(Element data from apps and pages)
□ □ □ □ □
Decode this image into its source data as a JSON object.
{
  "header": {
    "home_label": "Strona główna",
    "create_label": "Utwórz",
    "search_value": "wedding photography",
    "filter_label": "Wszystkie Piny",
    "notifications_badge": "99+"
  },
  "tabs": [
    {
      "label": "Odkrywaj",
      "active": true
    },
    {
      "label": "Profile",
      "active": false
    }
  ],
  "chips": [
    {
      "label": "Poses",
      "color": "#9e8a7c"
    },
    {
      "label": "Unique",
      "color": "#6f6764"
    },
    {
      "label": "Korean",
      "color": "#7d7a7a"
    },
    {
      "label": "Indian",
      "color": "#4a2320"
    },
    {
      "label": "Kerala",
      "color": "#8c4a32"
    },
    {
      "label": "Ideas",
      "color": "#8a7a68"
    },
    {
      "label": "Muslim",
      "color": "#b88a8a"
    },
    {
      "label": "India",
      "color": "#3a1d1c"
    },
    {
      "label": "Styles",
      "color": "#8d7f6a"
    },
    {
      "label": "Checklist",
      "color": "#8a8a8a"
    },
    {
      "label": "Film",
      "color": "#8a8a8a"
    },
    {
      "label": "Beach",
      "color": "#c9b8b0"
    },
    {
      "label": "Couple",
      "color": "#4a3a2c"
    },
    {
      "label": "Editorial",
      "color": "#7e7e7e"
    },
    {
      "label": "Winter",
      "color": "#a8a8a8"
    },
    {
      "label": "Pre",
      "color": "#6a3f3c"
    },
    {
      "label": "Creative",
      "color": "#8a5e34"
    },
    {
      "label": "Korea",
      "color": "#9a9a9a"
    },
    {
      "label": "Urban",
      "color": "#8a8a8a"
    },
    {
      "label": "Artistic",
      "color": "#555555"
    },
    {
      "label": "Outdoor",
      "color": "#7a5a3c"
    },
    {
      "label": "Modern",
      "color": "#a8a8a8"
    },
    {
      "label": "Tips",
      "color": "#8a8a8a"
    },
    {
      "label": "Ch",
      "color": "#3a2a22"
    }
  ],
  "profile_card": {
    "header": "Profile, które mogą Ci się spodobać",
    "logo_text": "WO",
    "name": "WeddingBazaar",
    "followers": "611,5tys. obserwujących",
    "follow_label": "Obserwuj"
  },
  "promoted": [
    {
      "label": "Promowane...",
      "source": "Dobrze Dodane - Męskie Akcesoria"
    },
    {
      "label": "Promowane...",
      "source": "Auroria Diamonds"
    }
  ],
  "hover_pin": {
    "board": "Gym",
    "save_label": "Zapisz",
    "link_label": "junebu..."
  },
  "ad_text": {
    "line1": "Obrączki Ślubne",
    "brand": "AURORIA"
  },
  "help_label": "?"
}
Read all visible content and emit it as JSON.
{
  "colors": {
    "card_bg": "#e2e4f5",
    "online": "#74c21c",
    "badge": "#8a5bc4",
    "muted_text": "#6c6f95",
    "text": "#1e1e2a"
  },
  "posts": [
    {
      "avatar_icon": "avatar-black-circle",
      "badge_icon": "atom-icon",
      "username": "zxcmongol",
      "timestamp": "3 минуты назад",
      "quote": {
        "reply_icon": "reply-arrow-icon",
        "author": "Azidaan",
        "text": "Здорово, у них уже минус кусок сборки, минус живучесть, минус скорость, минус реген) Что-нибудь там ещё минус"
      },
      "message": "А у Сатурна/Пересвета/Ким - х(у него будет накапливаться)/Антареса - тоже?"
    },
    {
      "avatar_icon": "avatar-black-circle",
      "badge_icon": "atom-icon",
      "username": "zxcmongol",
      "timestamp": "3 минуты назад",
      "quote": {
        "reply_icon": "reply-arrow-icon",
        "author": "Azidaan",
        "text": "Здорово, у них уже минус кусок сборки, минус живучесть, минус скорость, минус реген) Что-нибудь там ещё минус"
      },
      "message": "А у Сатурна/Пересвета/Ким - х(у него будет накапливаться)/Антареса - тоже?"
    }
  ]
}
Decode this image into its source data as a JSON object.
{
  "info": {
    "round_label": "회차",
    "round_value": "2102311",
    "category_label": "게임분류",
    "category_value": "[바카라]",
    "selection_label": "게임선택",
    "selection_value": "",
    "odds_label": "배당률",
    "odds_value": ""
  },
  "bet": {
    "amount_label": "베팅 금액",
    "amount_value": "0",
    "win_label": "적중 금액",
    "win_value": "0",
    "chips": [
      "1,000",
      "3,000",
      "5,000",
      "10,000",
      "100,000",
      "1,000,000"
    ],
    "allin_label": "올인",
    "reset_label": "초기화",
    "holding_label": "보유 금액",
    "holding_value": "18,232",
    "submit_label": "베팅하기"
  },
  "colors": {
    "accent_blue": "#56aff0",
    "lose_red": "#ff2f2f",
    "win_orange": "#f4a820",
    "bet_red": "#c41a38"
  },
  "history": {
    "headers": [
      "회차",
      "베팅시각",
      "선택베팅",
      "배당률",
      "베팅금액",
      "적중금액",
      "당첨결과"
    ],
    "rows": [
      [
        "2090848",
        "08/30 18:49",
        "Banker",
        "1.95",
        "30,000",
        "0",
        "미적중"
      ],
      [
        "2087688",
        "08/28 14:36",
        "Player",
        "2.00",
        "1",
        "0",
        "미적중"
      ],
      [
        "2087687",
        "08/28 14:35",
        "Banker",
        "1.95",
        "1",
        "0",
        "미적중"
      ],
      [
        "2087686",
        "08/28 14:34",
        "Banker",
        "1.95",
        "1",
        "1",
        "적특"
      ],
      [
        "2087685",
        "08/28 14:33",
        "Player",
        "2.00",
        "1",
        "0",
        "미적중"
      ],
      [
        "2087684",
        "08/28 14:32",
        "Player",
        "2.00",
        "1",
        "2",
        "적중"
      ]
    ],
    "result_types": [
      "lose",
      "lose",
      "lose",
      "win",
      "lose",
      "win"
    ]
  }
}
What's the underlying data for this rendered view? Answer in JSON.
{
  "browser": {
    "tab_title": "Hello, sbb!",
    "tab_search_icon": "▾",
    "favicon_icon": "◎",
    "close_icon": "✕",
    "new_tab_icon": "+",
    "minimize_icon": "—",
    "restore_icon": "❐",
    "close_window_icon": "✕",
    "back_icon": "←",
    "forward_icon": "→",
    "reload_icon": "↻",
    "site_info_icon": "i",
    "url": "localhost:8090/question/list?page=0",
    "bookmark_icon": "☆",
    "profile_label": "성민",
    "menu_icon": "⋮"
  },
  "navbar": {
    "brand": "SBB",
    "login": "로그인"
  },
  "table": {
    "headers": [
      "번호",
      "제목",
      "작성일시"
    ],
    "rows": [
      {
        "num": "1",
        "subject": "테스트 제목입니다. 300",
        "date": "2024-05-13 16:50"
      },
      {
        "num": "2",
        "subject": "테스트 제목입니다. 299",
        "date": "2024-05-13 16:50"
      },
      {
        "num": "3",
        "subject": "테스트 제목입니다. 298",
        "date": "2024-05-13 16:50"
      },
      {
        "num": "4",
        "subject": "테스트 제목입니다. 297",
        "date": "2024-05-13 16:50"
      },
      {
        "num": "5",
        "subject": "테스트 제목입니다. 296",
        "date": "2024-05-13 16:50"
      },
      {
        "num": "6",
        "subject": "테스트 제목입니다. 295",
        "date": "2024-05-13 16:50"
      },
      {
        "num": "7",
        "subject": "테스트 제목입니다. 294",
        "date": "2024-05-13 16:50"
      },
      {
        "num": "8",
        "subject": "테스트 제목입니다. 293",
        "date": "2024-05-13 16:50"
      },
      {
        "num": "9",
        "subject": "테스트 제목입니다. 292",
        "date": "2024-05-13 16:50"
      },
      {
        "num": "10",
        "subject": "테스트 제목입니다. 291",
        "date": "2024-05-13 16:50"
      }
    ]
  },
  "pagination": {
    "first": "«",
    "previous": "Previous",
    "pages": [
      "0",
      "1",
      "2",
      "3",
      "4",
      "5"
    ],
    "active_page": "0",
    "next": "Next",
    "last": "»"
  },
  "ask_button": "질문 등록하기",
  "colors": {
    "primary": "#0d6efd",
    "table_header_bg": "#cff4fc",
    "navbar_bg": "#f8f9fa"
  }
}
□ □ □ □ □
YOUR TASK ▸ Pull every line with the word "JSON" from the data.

EXERCISE RESPONSE ▸
Decode this image into its source data as a JSON object.
Read all visible content and emit it as JSON.
Decode this image into its source data as a JSON object.
What's the underlying data for this rendered view? Answer in JSON.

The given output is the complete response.